* [Required work]: Lines with the string "this" must each be copied from the listing.
---------- Exercise input ----------
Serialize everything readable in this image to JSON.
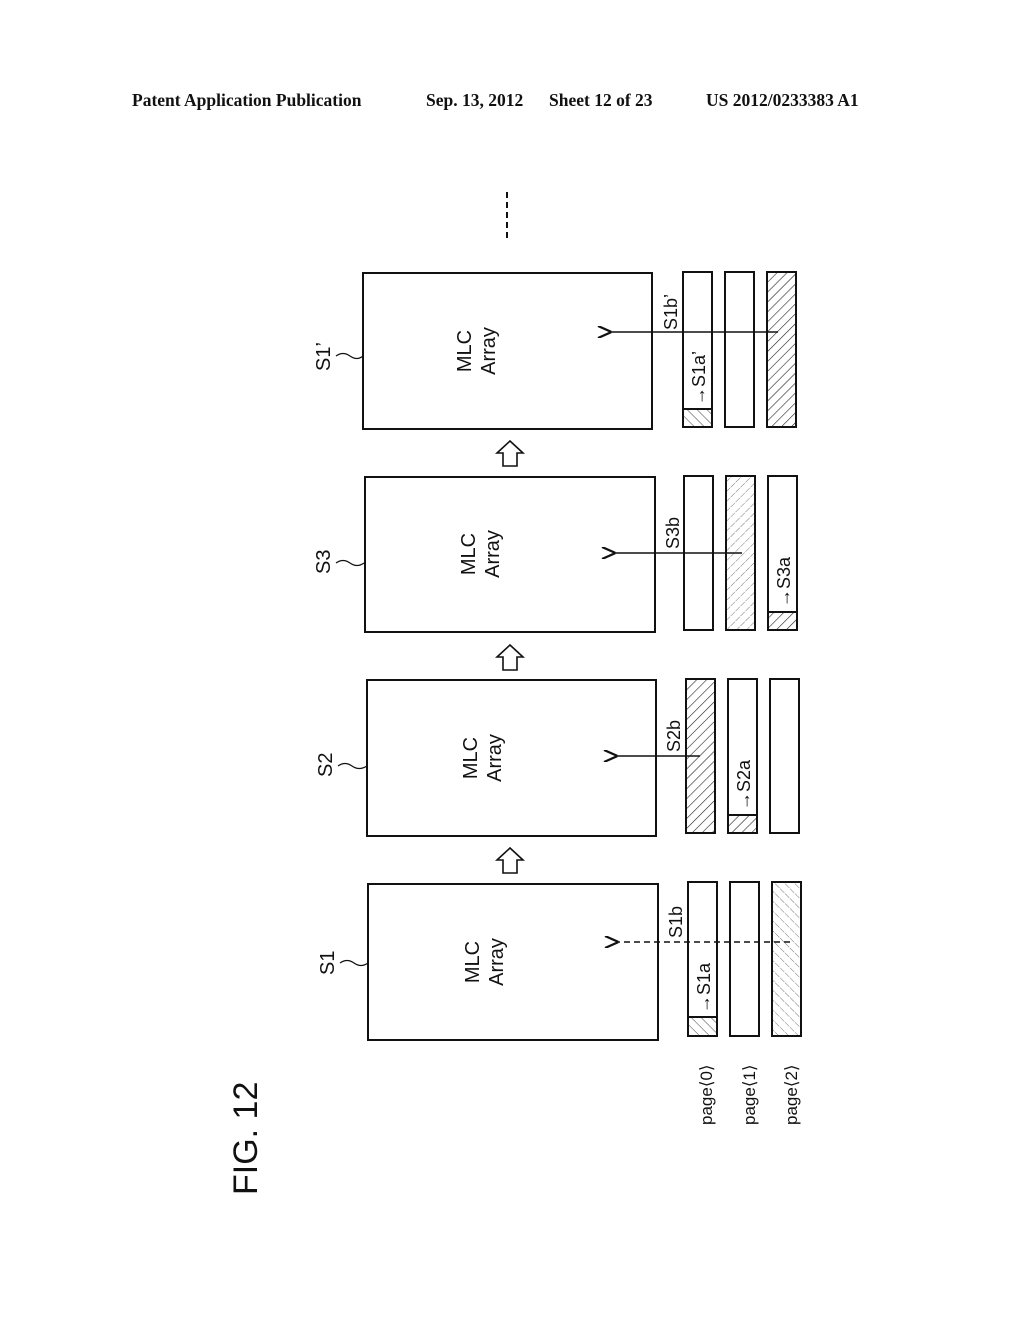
{
  "header": {
    "publication_type": "Patent Application Publication",
    "date": "Sep. 13, 2012",
    "sheet": "Sheet 12 of 23",
    "number": "US 2012/0233383 A1"
  },
  "figure": {
    "title": "FIG. 12",
    "continuation_mark": "----",
    "page_labels": [
      "page⟨0⟩",
      "page⟨1⟩",
      "page⟨2⟩"
    ],
    "states": [
      {
        "id": "S1",
        "label": "S1",
        "array_label_line1": "MLC",
        "array_label_line2": "Array",
        "pages": [
          {
            "fill": "partial-hatched",
            "note": "→S1a"
          },
          {
            "fill": "empty",
            "note": ""
          },
          {
            "fill": "hatched-light",
            "note": ""
          }
        ],
        "transfer_label": "S1b",
        "transfer_style": "dashed",
        "transfer_source_page": 2
      },
      {
        "id": "S2",
        "label": "S2",
        "array_label_line1": "MLC",
        "array_label_line2": "Array",
        "pages": [
          {
            "fill": "hatched",
            "note": ""
          },
          {
            "fill": "partial-hatched",
            "note": "→S2a"
          },
          {
            "fill": "empty",
            "note": ""
          }
        ],
        "transfer_label": "S2b",
        "transfer_style": "solid",
        "transfer_source_page": 0
      },
      {
        "id": "S3",
        "label": "S3",
        "array_label_line1": "MLC",
        "array_label_line2": "Array",
        "pages": [
          {
            "fill": "empty",
            "note": ""
          },
          {
            "fill": "hatched-light",
            "note": ""
          },
          {
            "fill": "partial-hatched",
            "note": "→S3a"
          }
        ],
        "transfer_label": "S3b",
        "transfer_style": "solid",
        "transfer_source_page": 1
      },
      {
        "id": "S1prime",
        "label": "S1’",
        "array_label_line1": "MLC",
        "array_label_line2": "Array",
        "pages": [
          {
            "fill": "partial-hatched",
            "note": "→S1a’"
          },
          {
            "fill": "empty",
            "note": ""
          },
          {
            "fill": "hatched",
            "note": ""
          }
        ],
        "transfer_label": "S1b’",
        "transfer_style": "solid",
        "transfer_source_page": 2
      }
    ]
  }
}
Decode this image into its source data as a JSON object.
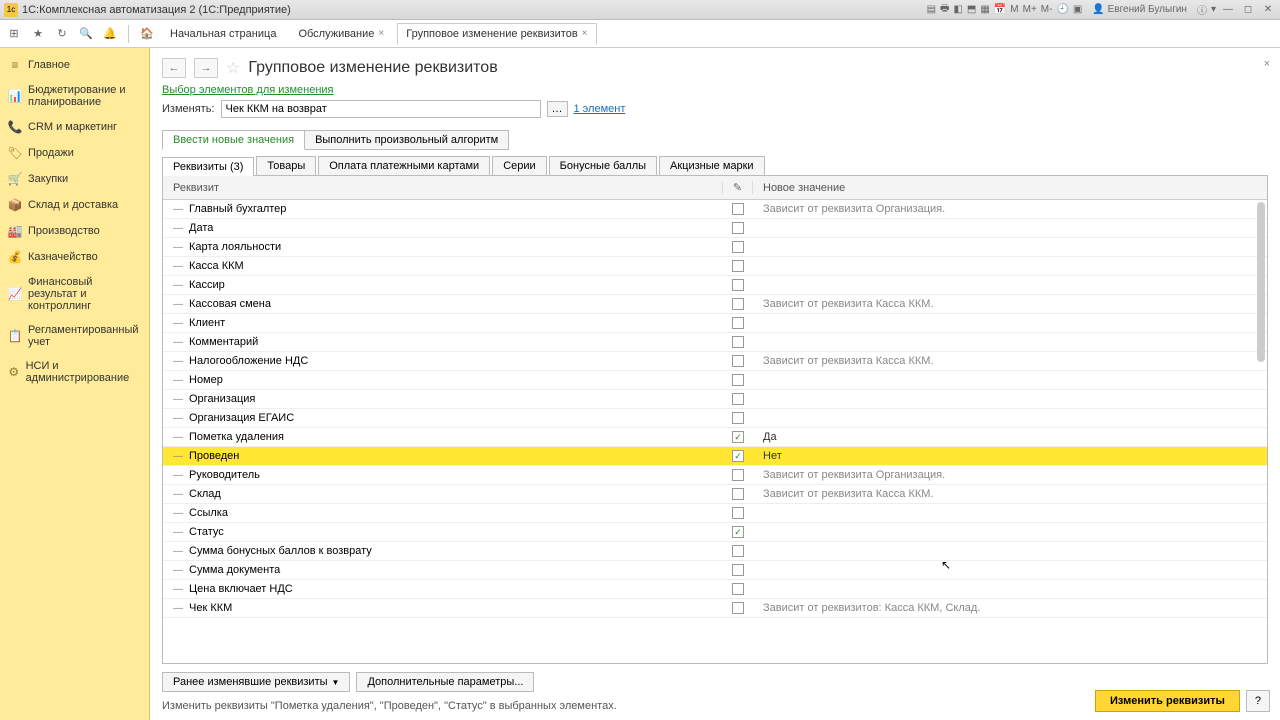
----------
* [Answer box]:
Serialize everything readable in this image to JSON.
Decode this image into its source data as a JSON object.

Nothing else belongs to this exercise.